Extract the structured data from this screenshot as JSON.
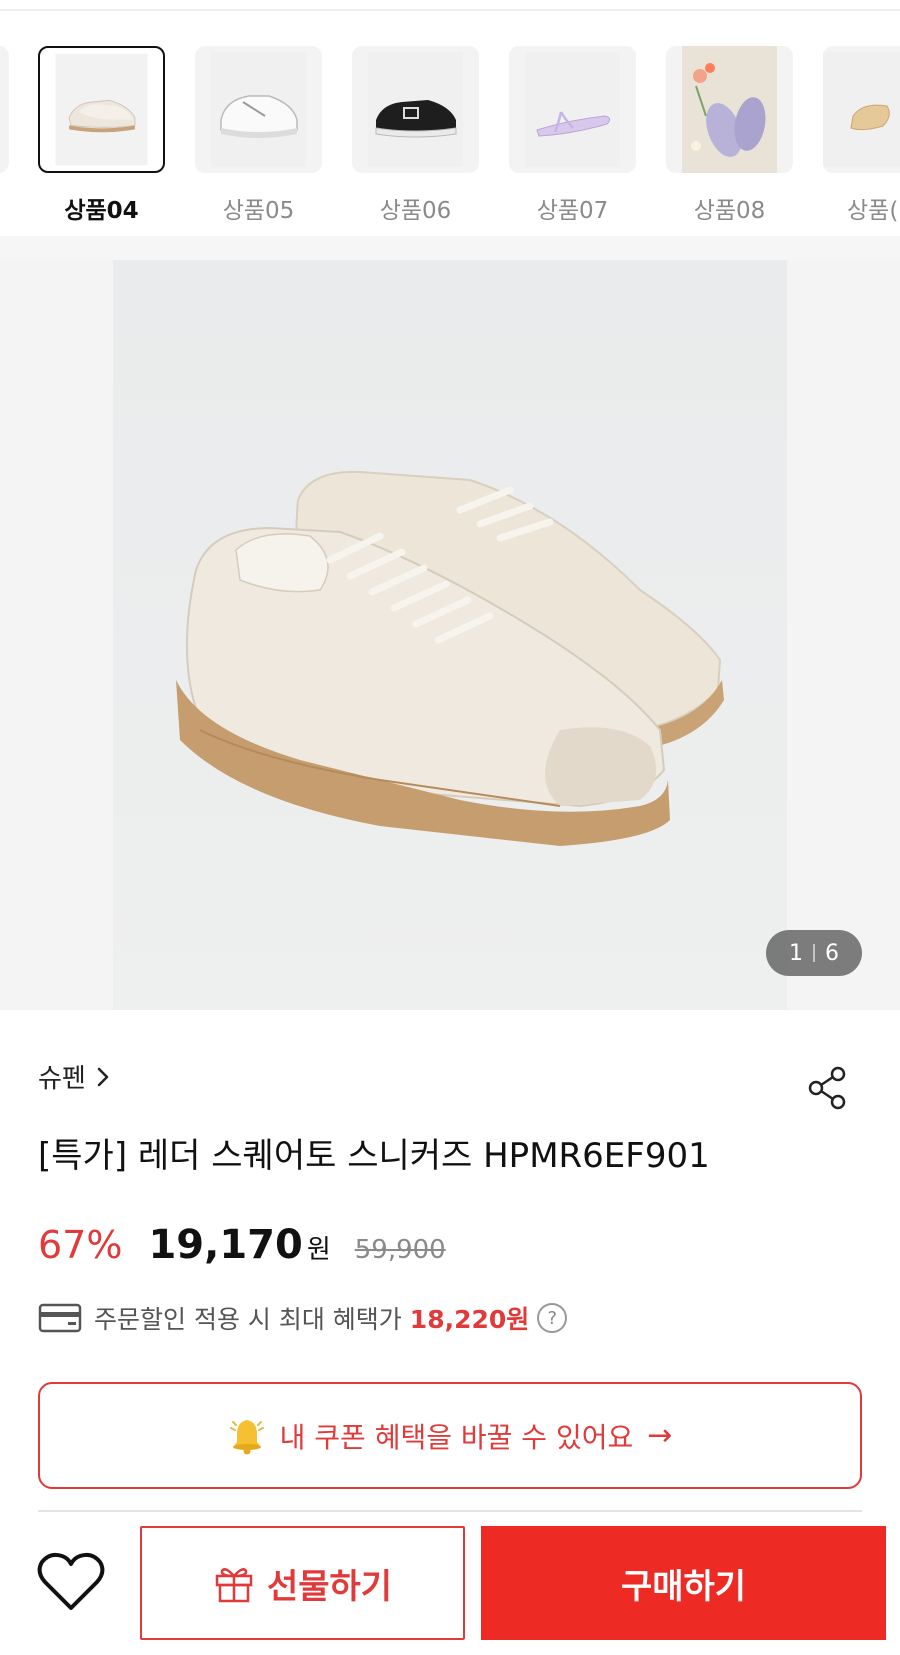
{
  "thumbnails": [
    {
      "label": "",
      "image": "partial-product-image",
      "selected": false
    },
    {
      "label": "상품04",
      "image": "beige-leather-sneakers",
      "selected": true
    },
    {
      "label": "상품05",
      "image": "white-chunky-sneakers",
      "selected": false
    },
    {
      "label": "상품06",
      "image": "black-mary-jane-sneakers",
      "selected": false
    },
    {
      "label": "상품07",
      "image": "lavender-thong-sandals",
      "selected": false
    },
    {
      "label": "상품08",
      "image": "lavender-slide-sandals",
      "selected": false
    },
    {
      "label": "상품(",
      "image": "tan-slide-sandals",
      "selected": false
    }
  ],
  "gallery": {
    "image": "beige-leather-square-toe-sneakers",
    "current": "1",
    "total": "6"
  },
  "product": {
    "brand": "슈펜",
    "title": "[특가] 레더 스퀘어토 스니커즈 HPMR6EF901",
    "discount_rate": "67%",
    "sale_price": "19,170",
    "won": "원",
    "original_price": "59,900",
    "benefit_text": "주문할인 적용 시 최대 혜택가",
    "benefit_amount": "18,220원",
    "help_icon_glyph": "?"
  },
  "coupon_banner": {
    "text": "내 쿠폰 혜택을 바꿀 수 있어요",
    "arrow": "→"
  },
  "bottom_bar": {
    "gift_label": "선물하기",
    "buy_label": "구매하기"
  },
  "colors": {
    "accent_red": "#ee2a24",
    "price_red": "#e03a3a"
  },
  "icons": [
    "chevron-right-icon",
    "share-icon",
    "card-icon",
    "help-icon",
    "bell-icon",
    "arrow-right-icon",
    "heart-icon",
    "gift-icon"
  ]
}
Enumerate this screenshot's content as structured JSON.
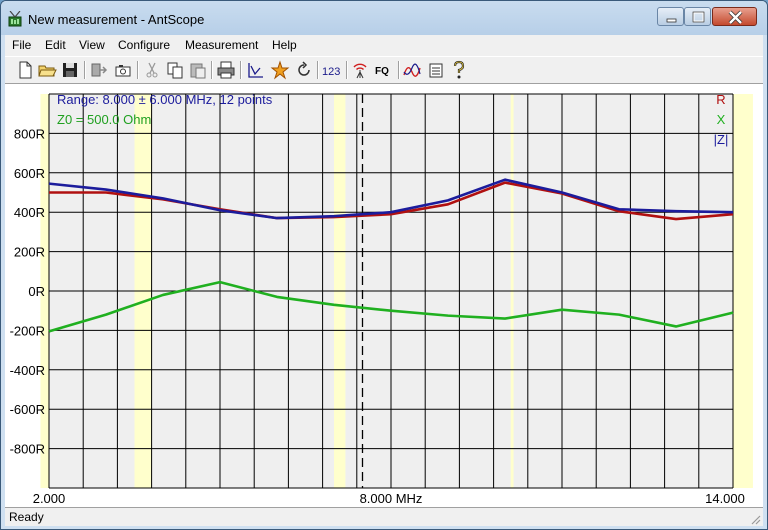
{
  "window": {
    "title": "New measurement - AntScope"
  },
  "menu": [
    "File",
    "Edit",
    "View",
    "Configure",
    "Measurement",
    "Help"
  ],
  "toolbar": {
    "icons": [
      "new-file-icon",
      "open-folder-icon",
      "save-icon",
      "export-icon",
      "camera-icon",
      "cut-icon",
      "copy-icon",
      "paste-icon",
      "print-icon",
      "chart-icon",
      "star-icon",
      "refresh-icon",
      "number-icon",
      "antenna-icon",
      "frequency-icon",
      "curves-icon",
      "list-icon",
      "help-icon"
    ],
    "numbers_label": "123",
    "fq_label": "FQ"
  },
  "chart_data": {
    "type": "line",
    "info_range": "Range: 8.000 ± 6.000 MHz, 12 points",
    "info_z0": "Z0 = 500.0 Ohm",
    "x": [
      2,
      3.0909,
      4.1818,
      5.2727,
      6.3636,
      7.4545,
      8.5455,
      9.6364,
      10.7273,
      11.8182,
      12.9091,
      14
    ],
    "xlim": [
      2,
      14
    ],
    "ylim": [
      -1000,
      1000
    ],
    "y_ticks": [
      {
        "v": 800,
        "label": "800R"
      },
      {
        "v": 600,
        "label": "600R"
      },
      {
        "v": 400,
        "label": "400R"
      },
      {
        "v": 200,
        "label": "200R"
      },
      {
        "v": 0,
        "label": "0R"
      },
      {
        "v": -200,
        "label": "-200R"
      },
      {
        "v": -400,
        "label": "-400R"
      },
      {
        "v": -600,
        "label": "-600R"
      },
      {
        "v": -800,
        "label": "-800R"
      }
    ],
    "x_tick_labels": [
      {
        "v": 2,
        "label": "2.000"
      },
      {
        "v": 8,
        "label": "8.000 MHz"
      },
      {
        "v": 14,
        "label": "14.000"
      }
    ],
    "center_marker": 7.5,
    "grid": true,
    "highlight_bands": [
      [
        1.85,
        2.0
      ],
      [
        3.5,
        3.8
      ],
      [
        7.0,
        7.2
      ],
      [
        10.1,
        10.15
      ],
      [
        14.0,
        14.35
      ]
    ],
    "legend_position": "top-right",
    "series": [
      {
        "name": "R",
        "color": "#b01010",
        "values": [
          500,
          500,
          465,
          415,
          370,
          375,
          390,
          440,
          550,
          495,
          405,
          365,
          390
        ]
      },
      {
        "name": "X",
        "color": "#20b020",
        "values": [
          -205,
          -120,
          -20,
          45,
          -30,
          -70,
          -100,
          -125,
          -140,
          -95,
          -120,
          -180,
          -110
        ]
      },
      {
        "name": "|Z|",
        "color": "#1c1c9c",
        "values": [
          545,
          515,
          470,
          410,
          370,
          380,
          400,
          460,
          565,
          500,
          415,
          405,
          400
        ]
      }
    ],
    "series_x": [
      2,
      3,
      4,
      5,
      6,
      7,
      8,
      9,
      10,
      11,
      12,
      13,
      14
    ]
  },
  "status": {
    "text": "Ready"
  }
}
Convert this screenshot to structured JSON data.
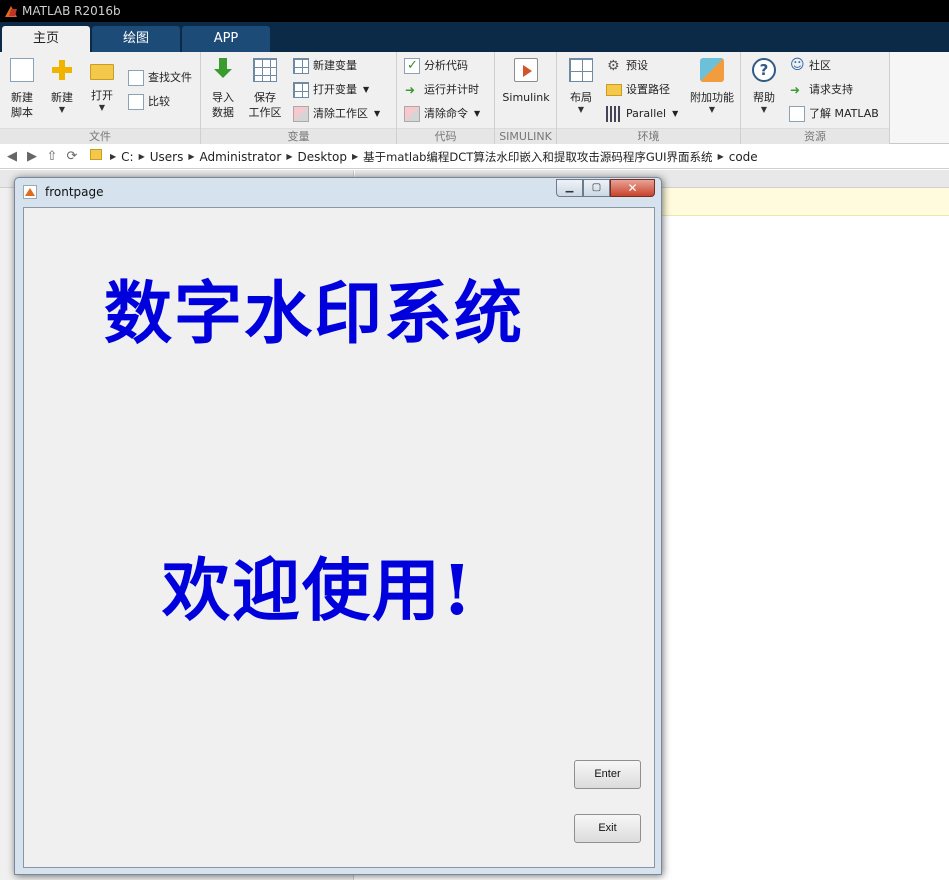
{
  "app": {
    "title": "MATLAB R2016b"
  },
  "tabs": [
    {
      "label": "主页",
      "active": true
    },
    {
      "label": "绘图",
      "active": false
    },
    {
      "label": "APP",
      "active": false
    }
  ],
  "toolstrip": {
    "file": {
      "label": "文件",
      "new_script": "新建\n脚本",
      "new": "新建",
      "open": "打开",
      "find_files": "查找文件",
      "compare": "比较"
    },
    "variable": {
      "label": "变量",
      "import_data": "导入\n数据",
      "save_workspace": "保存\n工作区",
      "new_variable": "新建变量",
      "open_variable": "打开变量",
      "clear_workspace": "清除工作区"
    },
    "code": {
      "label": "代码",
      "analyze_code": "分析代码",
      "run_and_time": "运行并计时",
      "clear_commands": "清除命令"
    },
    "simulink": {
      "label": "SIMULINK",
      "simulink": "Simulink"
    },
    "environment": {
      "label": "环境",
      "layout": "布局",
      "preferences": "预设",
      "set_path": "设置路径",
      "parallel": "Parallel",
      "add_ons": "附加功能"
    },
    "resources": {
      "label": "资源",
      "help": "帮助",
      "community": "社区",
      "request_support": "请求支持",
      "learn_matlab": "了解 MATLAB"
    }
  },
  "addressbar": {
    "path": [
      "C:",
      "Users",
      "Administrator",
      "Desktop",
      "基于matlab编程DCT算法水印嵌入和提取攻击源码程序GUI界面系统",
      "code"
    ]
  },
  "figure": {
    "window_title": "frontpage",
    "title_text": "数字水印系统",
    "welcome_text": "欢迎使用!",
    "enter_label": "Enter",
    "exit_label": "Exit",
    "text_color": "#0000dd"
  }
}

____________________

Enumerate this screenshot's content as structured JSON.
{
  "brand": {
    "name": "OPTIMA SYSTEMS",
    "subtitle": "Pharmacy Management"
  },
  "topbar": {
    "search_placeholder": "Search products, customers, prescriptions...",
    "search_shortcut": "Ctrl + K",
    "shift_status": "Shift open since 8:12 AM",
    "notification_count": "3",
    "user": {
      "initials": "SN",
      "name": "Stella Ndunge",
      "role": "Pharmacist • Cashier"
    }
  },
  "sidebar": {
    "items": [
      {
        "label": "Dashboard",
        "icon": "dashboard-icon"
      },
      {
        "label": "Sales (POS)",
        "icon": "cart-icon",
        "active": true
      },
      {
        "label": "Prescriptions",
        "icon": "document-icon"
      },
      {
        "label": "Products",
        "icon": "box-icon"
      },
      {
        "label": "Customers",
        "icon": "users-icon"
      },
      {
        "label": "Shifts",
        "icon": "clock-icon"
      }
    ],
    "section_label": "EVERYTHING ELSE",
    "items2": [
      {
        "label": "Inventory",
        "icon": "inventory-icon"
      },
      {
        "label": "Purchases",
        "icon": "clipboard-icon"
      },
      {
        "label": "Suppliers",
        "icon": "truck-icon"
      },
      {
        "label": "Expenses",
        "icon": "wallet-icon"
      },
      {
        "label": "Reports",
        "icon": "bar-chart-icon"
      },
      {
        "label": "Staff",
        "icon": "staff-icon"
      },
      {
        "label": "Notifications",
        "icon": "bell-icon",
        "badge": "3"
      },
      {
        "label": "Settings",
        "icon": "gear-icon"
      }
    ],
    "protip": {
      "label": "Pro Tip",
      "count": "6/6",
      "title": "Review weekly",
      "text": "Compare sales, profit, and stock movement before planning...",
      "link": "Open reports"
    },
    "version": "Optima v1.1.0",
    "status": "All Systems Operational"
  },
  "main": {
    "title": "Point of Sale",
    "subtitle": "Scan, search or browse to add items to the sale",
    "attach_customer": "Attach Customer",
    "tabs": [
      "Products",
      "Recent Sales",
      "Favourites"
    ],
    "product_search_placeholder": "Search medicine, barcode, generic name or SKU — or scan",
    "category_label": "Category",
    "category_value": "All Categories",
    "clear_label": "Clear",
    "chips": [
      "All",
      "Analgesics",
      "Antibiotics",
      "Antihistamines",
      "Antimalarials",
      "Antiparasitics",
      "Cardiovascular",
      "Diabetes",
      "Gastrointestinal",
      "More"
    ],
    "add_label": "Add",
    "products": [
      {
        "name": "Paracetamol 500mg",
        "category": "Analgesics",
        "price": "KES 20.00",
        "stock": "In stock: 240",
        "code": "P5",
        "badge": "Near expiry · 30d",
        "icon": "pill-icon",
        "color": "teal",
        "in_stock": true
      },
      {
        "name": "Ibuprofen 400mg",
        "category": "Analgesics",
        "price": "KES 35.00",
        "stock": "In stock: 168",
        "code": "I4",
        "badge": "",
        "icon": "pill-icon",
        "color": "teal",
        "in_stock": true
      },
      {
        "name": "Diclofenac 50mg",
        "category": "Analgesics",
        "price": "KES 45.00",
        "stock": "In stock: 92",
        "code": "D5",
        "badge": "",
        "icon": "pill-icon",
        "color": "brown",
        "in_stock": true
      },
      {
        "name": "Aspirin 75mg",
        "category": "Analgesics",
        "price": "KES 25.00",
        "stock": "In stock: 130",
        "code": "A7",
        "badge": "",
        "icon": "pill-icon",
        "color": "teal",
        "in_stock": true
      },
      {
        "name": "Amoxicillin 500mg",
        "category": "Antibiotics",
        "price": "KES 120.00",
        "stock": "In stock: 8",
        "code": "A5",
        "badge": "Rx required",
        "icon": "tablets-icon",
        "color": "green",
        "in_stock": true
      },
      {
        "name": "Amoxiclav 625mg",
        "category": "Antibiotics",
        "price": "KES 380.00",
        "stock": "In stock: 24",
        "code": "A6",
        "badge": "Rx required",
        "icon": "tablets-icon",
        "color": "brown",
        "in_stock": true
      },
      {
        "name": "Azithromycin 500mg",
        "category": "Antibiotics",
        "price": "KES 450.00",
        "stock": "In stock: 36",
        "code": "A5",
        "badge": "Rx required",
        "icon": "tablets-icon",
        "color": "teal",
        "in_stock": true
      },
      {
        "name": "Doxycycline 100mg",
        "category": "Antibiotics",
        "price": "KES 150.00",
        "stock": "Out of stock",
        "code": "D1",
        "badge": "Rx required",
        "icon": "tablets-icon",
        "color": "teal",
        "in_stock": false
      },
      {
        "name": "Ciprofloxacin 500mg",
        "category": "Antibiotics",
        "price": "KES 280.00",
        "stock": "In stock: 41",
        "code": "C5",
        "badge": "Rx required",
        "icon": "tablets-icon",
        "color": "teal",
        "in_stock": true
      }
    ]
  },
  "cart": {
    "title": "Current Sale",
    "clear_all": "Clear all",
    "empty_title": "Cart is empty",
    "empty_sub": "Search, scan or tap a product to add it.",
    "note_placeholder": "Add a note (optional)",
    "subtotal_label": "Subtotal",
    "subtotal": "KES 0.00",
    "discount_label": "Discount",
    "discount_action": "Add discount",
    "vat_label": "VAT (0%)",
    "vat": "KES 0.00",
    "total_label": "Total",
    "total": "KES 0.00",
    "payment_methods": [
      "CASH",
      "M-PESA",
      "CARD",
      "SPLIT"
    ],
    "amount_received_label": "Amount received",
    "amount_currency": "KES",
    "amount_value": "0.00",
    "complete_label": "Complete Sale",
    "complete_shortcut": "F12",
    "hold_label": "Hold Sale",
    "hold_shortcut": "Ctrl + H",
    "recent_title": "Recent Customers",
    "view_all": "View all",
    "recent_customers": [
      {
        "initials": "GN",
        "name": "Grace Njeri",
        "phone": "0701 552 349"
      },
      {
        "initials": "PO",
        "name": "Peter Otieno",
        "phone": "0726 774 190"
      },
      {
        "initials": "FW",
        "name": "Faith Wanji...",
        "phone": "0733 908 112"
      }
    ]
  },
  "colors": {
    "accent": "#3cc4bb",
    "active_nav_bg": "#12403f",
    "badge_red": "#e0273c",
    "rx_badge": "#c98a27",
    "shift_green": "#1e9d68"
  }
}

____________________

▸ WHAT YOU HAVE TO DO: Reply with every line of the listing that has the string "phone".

▸ ANSWER SPACE:
        "phone": "0701 552 349"
        "phone": "0726 774 190"
        "phone": "0733 908 112"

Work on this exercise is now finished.